Recent years have witnessed a widespread increase of interest in the alteration and expansion of consciousness. The discovery of the psychedelic substances such as LSD, psilocybin and mescaline has been a major contributing factor in this development.
Scientists and scholars from diverse areas, as well as many laymen, have recognized the importance of these substances as powerful tools for the exploration of consciousness and the production of visionary experiences. The effects of psychedelic substances pose fascinating problems for medical and psychological research and have far-reaching implications for many issues in the sciences and the humanities.
The Psychedelic Review is designed to serve as a forum for the exchange of information and ideas about these issues. We will publish original research reports; scholarly and historical essays; extending phenomenological accounts of spontaneous or induced transcendent experiences, and reviews of relevant pharmacological, and other, literature.

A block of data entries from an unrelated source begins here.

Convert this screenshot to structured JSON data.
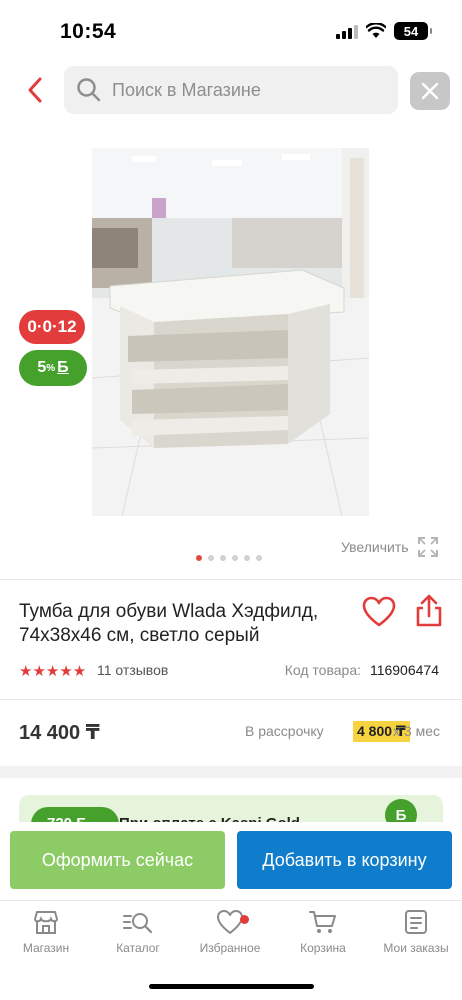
{
  "status_bar": {
    "time": "10:54",
    "battery": "54"
  },
  "search": {
    "placeholder": "Поиск в Магазине"
  },
  "badges": {
    "installment": "0·0·12",
    "bonus_percent": "5",
    "bonus_symbol": "%",
    "bonus_currency": "Б"
  },
  "gallery": {
    "zoom_label": "Увеличить",
    "image_count": 6,
    "active_index": 0
  },
  "product": {
    "title": "Тумба для обуви Wlada Хэдфилд, 74х38х46 см, светло серый",
    "reviews_label": "11 отзывов",
    "rating": 5,
    "code_label": "Код товара:",
    "code_value": "116906474",
    "price": "14 400 ₸",
    "installment_label": "В рассрочку",
    "installment_amount": "4 800 ₸",
    "installment_term": "х 3 мес"
  },
  "promo": {
    "badge": "720 Б",
    "text": "При оплате с Kaspi Gold",
    "coin": "Б"
  },
  "actions": {
    "checkout_label": "Оформить сейчас",
    "add_to_cart_label": "Добавить в корзину"
  },
  "tabs": [
    {
      "label": "Магазин",
      "icon": "store-icon"
    },
    {
      "label": "Каталог",
      "icon": "catalog-search-icon"
    },
    {
      "label": "Избранное",
      "icon": "heart-icon"
    },
    {
      "label": "Корзина",
      "icon": "cart-icon"
    },
    {
      "label": "Мои заказы",
      "icon": "orders-icon"
    }
  ],
  "colors": {
    "accent_red": "#e23c3c",
    "bonus_green": "#45a12c",
    "checkout_green": "#8dcb66",
    "cart_blue": "#0f7dcb",
    "installment_yellow": "#f7d43f"
  }
}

The journal is published and sponsored by the International Federation for Internal Freedom (IFIF), an organization whose purpose is "to encourage, support and protect research on psychedelic substances." The basic long-range goal of IFIF is to work to increase the individual's control over her own mind, thereby enlarging her internal freedom. The present journal is an attempt to contribute to the realization of this long-term objective.
The views expressed in articles published by The Psychedelic Review are solely the authors' and do not necessarily reflect the opinions of the editors or of IFIF. Conversely, the contributers do not necessarily subscribe to the principles and purposes of IFIF.

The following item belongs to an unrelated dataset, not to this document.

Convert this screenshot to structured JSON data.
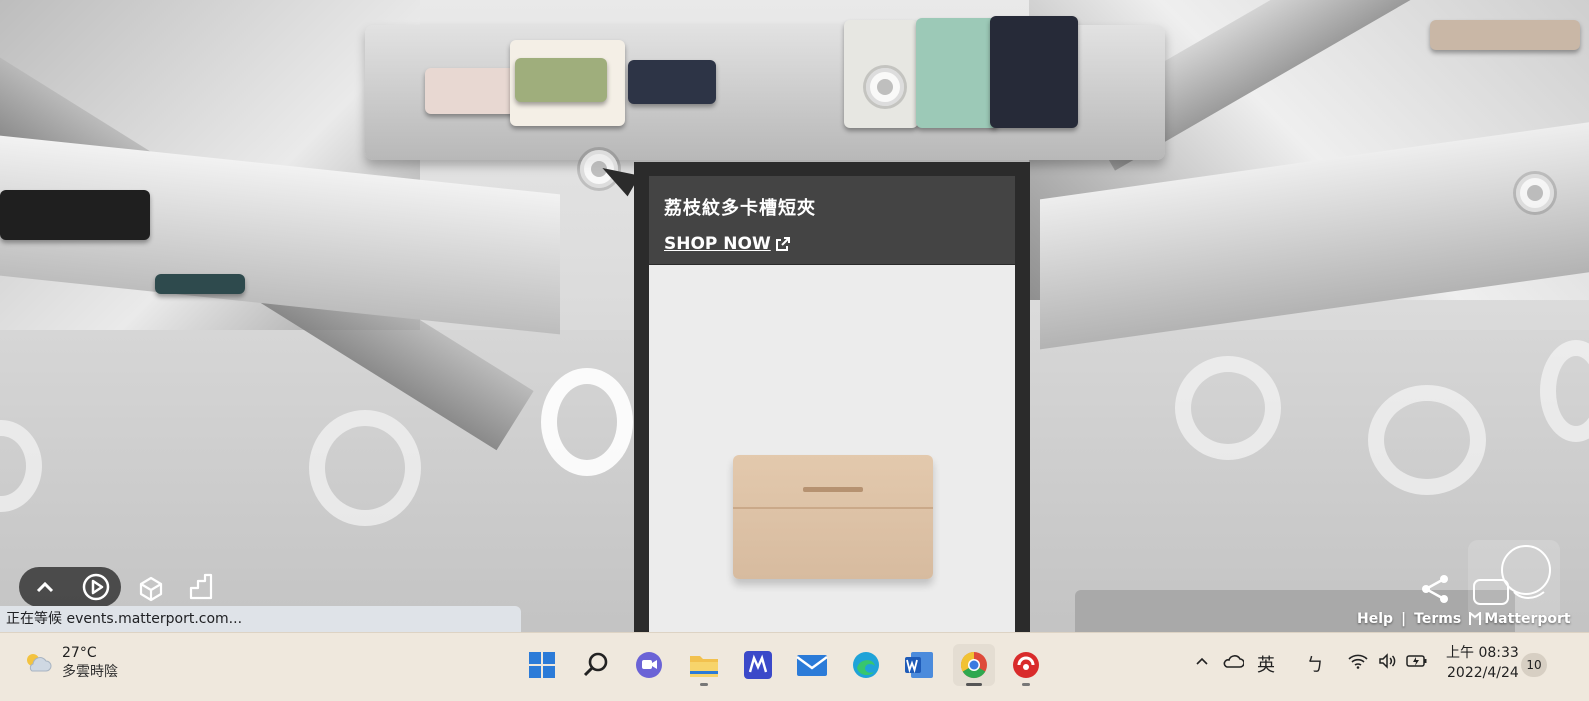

A word about the title. The substances discussed here have been referred to by many different names, including "psychotomimetic;" "hallucinogenic;" "consciousness-expanding;" and others. The term "psychedelic," first proposed by Humphrey Osmond, is derived from the Greek and means "mind-manifesting." Strict compliance with linguistic protocol would have dictated the usual intervening vowel (o), but the present orthography is gaining wider acceptance.